As clay is to the potter and stone is to the sculptor, river cane is the vital raw material to the Cherokee basketmaker. But it’s in short supply.
The Watershed Association of the Tuckasegee River has received a grant from a Cherokee artisans group for $9,500 to locate cane stands along the river to provide a local supply source for basketmakers.
Roger Clapp, WATR director, has issued a call for volunteers to help with the river cane hunt, which will run through September 2012.
With a revival of basketmaking in Cherokee, artisans are having to travel farther and farther from home to find cane suitable for their use, said David Cozzo, director of Revitalization of Traditional Cherokee Artisan Resources, which provided the grant.
It wasn’t long ago, said Cozzo, that the art of basketmaking had gone into decline to the point that there were only two Cherokee artisans making double-weave baskets. Supply of cane wasn’t a problem.
Then the Cherokee Preservation Foundation stepped in and started basketweaving classes. A revival ensued. Now, the craft is even taught in the Cherokee High School.
“With the cultural revival, the need for river cane has increased,” said Cozzo. His group is planning a trip soon to Kentucky to harvest cane from a “really nice stand” there. And the group is working with Sumter National Forest in South Carolina to find cane there for harvesting.
Cozzo is convinced that there is river cane enough in Jackson and Swain counties to provide an adequate local source — it just needs to be located and the owners persuaded to allow the harvesting.
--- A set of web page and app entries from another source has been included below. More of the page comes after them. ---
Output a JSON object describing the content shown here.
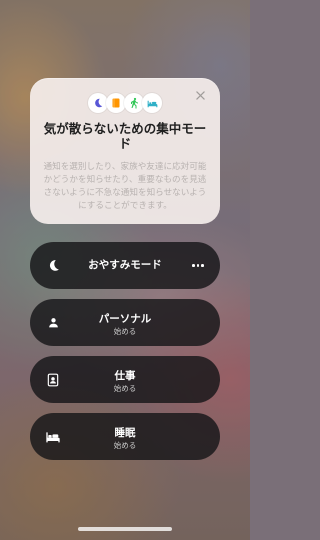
{
  "intro": {
    "title": "気が散らないための集中モード",
    "description": "通知を選別したり、家族や友達に応対可能かどうかを知らせたり、重要なものを見逃さないように不急な通知を知らせないようにすることができます。",
    "icons": [
      "moon-icon",
      "book-icon",
      "running-person-icon",
      "bed-icon"
    ],
    "close_icon": "close-icon"
  },
  "modes": [
    {
      "label": "おやすみモード",
      "sub": "",
      "icon": "moon-icon",
      "has_more": true
    },
    {
      "label": "パーソナル",
      "sub": "始める",
      "icon": "person-icon"
    },
    {
      "label": "仕事",
      "sub": "始める",
      "icon": "id-badge-icon"
    },
    {
      "label": "睡眠",
      "sub": "始める",
      "icon": "bed-icon"
    }
  ],
  "colors": {
    "moon_chip": "#5856d6",
    "book_chip": "#ff9500",
    "run_chip": "#34c759",
    "bed_chip": "#30b0c7"
  }
}
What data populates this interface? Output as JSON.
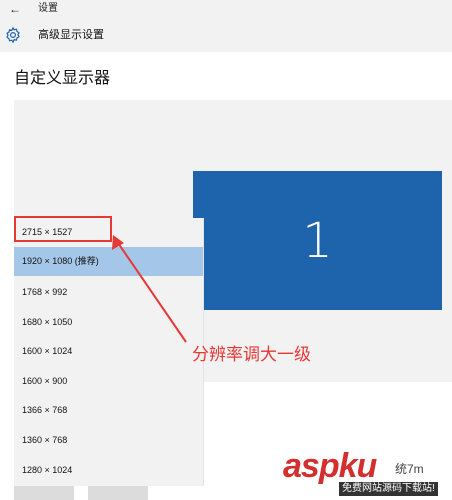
{
  "window": {
    "title": "设置",
    "back_glyph": "←"
  },
  "header": {
    "title": "高级显示设置",
    "icon": "gear-icon"
  },
  "page": {
    "heading": "自定义显示器"
  },
  "monitor": {
    "label": "1",
    "color": "#1d64ad"
  },
  "resolution_options": [
    {
      "label": "2715 × 1527"
    },
    {
      "label": "1920 × 1080 (推荐)",
      "selected": true
    },
    {
      "label": "1768 × 992"
    },
    {
      "label": "1680 × 1050"
    },
    {
      "label": "1600 × 1024"
    },
    {
      "label": "1600 × 900"
    },
    {
      "label": "1366 × 768"
    },
    {
      "label": "1360 × 768"
    },
    {
      "label": "1280 × 1024"
    }
  ],
  "annotation": {
    "text": "分辨率调大一级",
    "color": "#e53935"
  },
  "watermark": {
    "main": "aspku",
    "tail": "统7m",
    "sub": "免费网站源码下载站!"
  }
}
Volunteers or owners of rivercane stands should contact the WATR office in Bryson City at 828.488.8418.
WATR meets Nov. 7
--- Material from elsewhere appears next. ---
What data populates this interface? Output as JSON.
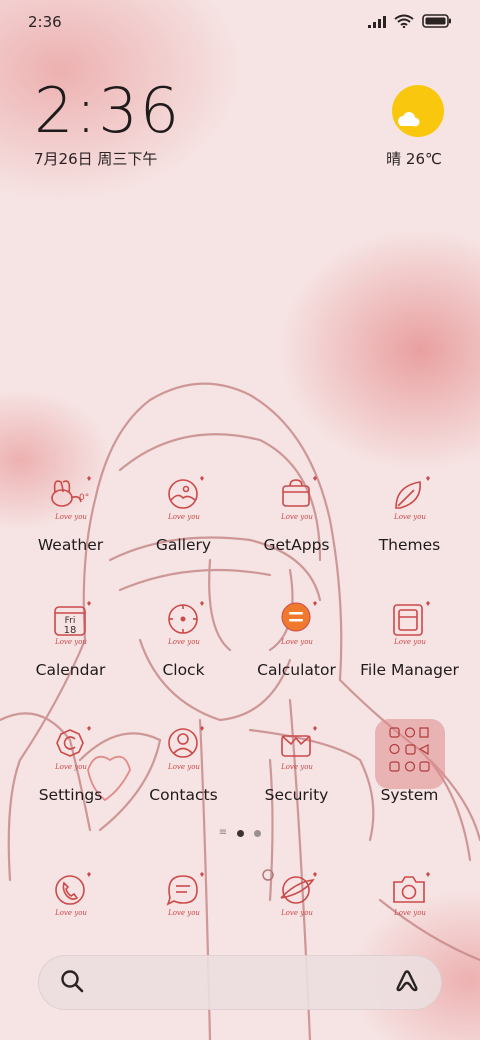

The fall meeting of Watershed Association of the Tuckasegee River is set for 7 p.m. Monday, Nov. 7, in the atrium of the new Jackson County Library. Refreshments will be served at 6:30 p.m. Dan Perlmutter, a retired Western Carolina University professor, will discuss the proposed Watershed Activity and Discovery Science Center.